I just wanted to pop in and make a post to clear some things up. I'm in my second year in a doctoral program of Audiology here and I see some things on here that people have said that just don't make sense.
As far as I know, there is no connection between EDS/HMS and otosclerosis. Otosclerosis by itself is pretty common, though, and there's really no way to confuse it with joint hypermobility in the ossicular chain of the middle ear on a hearing test. And again, I have never seen evidence of the link between hyperacusis and HMS, but I can see how it could happen with the anatomy of the ear. A true cochlear loss and HMS have no connection, though. I can see nothing that would link them at all. That said, some hearing loss is quite common, and I think us being in tune with our bodies so well has let us notice hearing loss sooner than most people.
Tinnitus... oh where to start. Scientists haven't the slightest idea what causes it, but they are getting close to a treatment that will help some people. It is most often associated with people with hearing loss, but you can have it with no hearing loss present. I've noticed that people with normal hearing and tinnitus often have a parent with tinnitus, too. Genetic component? Maybe.

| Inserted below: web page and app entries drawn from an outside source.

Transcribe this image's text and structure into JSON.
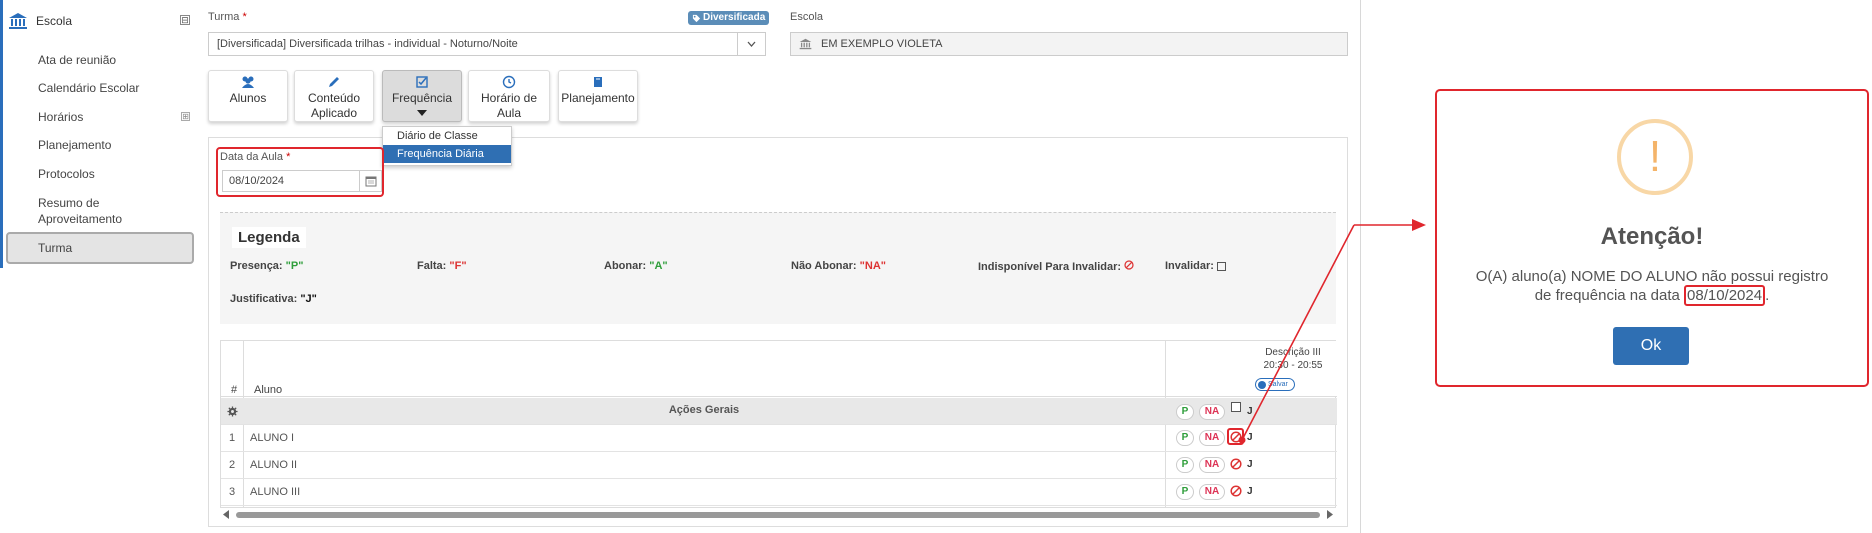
{
  "sidebar": {
    "header": "Escola",
    "collapse_symbol": "⊟",
    "items": [
      {
        "label": "Ata de reunião"
      },
      {
        "label": "Calendário Escolar"
      },
      {
        "label": "Horários",
        "expand": "⊞"
      },
      {
        "label": "Planejamento"
      },
      {
        "label": "Protocolos"
      },
      {
        "label": "Resumo de Aproveitamento"
      },
      {
        "label": "Turma"
      }
    ]
  },
  "form": {
    "turma_label": "Turma",
    "required_mark": "*",
    "badge": "Diversificada",
    "turma_value": "[Diversificada]  Diversificada trilhas - individual - Noturno/Noite",
    "escola_label": "Escola",
    "escola_value": "EM EXEMPLO VIOLETA"
  },
  "tabs": [
    {
      "label_1": "Alunos",
      "label_2": ""
    },
    {
      "label_1": "Conteúdo",
      "label_2": "Aplicado"
    },
    {
      "label_1": "Frequência",
      "label_2": ""
    },
    {
      "label_1": "Horário de",
      "label_2": "Aula"
    },
    {
      "label_1": "Planejamento",
      "label_2": ""
    }
  ],
  "dropdown": {
    "items": [
      "Diário de Classe",
      "Frequência Diária"
    ],
    "selected": "Frequência Diária"
  },
  "date": {
    "label": "Data da Aula",
    "value": "08/10/2024"
  },
  "legend": {
    "title": "Legenda",
    "presenca": {
      "label": "Presença:",
      "code": "\"P\""
    },
    "falta": {
      "label": "Falta:",
      "code": "\"F\""
    },
    "abonar": {
      "label": "Abonar:",
      "code": "\"A\""
    },
    "nao_abonar": {
      "label": "Não Abonar:",
      "code": "\"NA\""
    },
    "indisponivel": {
      "label": "Indisponível Para Invalidar:"
    },
    "invalidar": {
      "label": "Invalidar:"
    },
    "justificativa": {
      "label": "Justificativa:",
      "code": "\"J\""
    }
  },
  "table": {
    "col_num": "#",
    "col_aluno": "Aluno",
    "col_desc_1": "Descrição III",
    "col_desc_2": "20:30 - 20:55",
    "salvar": "Salvar",
    "acoes_gerais": "Ações Gerais",
    "pill_p": "P",
    "pill_na": "NA",
    "pill_j": "J",
    "rows": [
      {
        "num": "1",
        "name": "ALUNO I"
      },
      {
        "num": "2",
        "name": "ALUNO II"
      },
      {
        "num": "3",
        "name": "ALUNO III"
      }
    ]
  },
  "modal": {
    "icon": "!",
    "title": "Atenção!",
    "msg_part1": "O(A) aluno(a) NOME DO ALUNO não possui registro de frequência na data",
    "msg_date": "08/10/2024",
    "msg_end": ".",
    "ok": "Ok"
  },
  "colors": {
    "accent": "#2f6fb3",
    "highlight": "#e0262d",
    "present": "#2e9e3a",
    "absent": "#d33333"
  }
}
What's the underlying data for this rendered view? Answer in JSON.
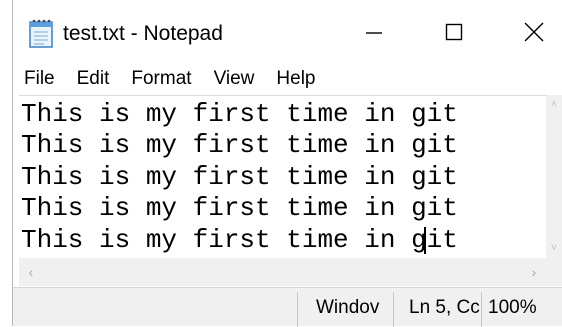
{
  "window": {
    "title": "test.txt - Notepad",
    "icon": "notepad-icon",
    "controls": {
      "minimize": "minimize-icon",
      "maximize": "maximize-icon",
      "close": "close-icon"
    }
  },
  "menu": {
    "items": [
      {
        "label": "File"
      },
      {
        "label": "Edit"
      },
      {
        "label": "Format"
      },
      {
        "label": "View"
      },
      {
        "label": "Help"
      }
    ]
  },
  "editor": {
    "lines": [
      "This is my first time in git",
      "This is my first time in git",
      "This is my first time in git",
      "This is my first time in git",
      "This is my first time in git"
    ]
  },
  "statusbar": {
    "line_ending": "Windov",
    "position": "Ln 5, Cc",
    "zoom": "100%"
  },
  "colors": {
    "background": "#ffffff",
    "chrome": "#f0f0f0",
    "text": "#000000"
  }
}
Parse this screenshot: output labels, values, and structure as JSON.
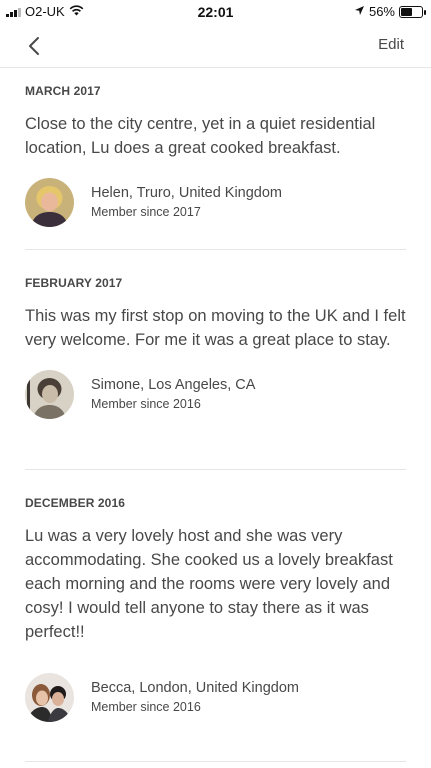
{
  "status_bar": {
    "carrier": "O2-UK",
    "time": "22:01",
    "battery": "56%",
    "battery_level": 0.56,
    "icons": [
      "signal-icon",
      "wifi-icon",
      "location-arrow-icon",
      "battery-icon"
    ]
  },
  "nav": {
    "back_icon": "chevron-left-icon",
    "edit_label": "Edit"
  },
  "reviews": [
    {
      "date": "MARCH 2017",
      "text": "Close to the city centre, yet in a quiet residential location, Lu does a great cooked breakfast.",
      "reviewer": "Helen, Truro, United Kingdom",
      "member_since": "Member since 2017"
    },
    {
      "date": "FEBRUARY 2017",
      "text": "This was my first stop on moving to the UK and I felt very welcome. For me it was a great place to stay.",
      "reviewer": "Simone, Los Angeles, CA",
      "member_since": "Member since 2016"
    },
    {
      "date": "DECEMBER 2016",
      "text": "Lu was a very lovely host and she was very accommodating. She cooked us a lovely breakfast each morning and the rooms were very lovely and cosy! I would tell anyone to stay there as it was perfect!!",
      "reviewer": "Becca, London, United Kingdom",
      "member_since": "Member since 2016"
    }
  ]
}
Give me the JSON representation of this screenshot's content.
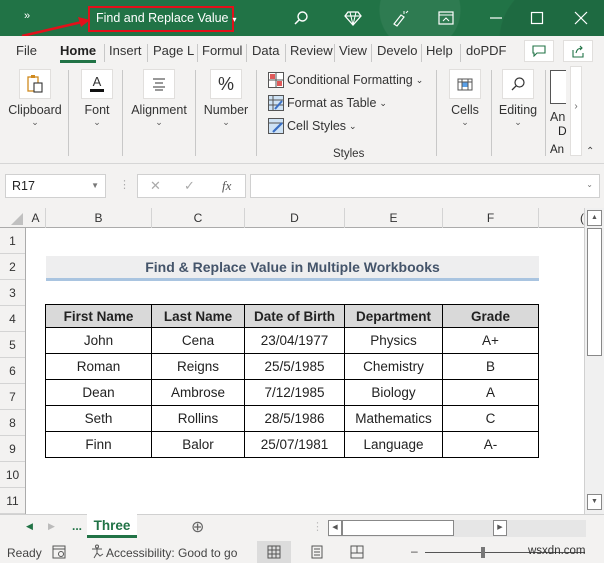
{
  "window": {
    "title": "Find and Replace Value",
    "more_glyph": "»",
    "title_caret": "▾",
    "highlight_color": "#e3101a",
    "accent_color": "#217346"
  },
  "ribbon_tabs": [
    {
      "label": "File",
      "active": false
    },
    {
      "label": "Home",
      "active": true
    },
    {
      "label": "Insert",
      "active": false
    },
    {
      "label": "Page L",
      "active": false
    },
    {
      "label": "Formul",
      "active": false
    },
    {
      "label": "Data",
      "active": false
    },
    {
      "label": "Review",
      "active": false
    },
    {
      "label": "View",
      "active": false
    },
    {
      "label": "Develo",
      "active": false
    },
    {
      "label": "Help",
      "active": false
    },
    {
      "label": "doPDF",
      "active": false
    }
  ],
  "ribbon": {
    "groups": [
      {
        "label": "Clipboard",
        "icon": "clipboard-icon"
      },
      {
        "label": "Font",
        "icon": "font-color-icon"
      },
      {
        "label": "Alignment",
        "icon": "align-icon"
      },
      {
        "label": "Number",
        "icon": "percent-icon"
      },
      {
        "label": "Cells",
        "icon": "cells-icon"
      },
      {
        "label": "Editing",
        "icon": "search-icon"
      },
      {
        "label": "An",
        "sub": "D",
        "icon": "analyze-icon"
      }
    ],
    "styles": {
      "conditional_formatting": "Conditional Formatting",
      "format_as_table": "Format as Table",
      "cell_styles": "Cell Styles",
      "group_label": "Styles",
      "dropdown_glyph": "⌄"
    },
    "chevron_glyph": "⌄",
    "collapse_glyph": "⌃",
    "more_glyph": "›",
    "group_label_analyze": "An"
  },
  "formula_bar": {
    "name_box": "R17",
    "cancel_glyph": "✕",
    "enter_glyph": "✓",
    "fx_label": "fx",
    "formula_value": ""
  },
  "columns": [
    "A",
    "B",
    "C",
    "D",
    "E",
    "F",
    "("
  ],
  "rows": [
    "1",
    "2",
    "3",
    "4",
    "5",
    "6",
    "7",
    "8",
    "9",
    "10",
    "11"
  ],
  "sheet": {
    "title": "Find & Replace Value in Multiple Workbooks",
    "headers": [
      "First Name",
      "Last Name",
      "Date of Birth",
      "Department",
      "Grade"
    ],
    "records": [
      [
        "John",
        "Cena",
        "23/04/1977",
        "Physics",
        "A+"
      ],
      [
        "Roman",
        "Reigns",
        "25/5/1985",
        "Chemistry",
        "B"
      ],
      [
        "Dean",
        "Ambrose",
        "7/12/1985",
        "Biology",
        "A"
      ],
      [
        "Seth",
        "Rollins",
        "28/5/1986",
        "Mathematics",
        "C"
      ],
      [
        "Finn",
        "Balor",
        "25/07/1981",
        "Language",
        "A-"
      ]
    ]
  },
  "sheet_tabs": {
    "prev_glyph": "◀",
    "next_glyph": "▶",
    "ellipsis": "...",
    "active_tab": "Three",
    "add_glyph": "⊕"
  },
  "status_bar": {
    "ready": "Ready",
    "accessibility": "Accessibility: Good to go",
    "zoom_minus": "–",
    "watermark": "wsxdn.com"
  }
}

On to middle ear issues! Eustachian tube dysfunction is what it seems like a lot of people have been complaining of. The fullness and inability to "pop" their ears. I definitely think this can be linked to HMS, as I have it myself. I either get stuck with negative pressure in my ear and reduced hearing (which you definitely CAN hear) or with an open tube, where you can hear yourself breathing. I also have horrible sinus problems, which are the root of the issue.
I've seen a lot of people saying that they can't hear well in background noise... I don't want to burst bubbles, but that's really normal. You're reducing your signal to noise ratio (or how loud your signal is compared to the background noise), and that's going to make it a lot harder to hear for anyone. So here's one thing you can say is normal! That said, I think auditory processing disorders are highly underdiagnosed and often written off as ADHD.
Seems the audiology system in the UK is extremely different than here, which really makes me sad. So I hope those of you that need hearing or balance help can find a good audiologist to help you. Finding someone with a membership in a professional organization really helps. Anywho, I'll hop off my soapbox now! Hope I could explain some things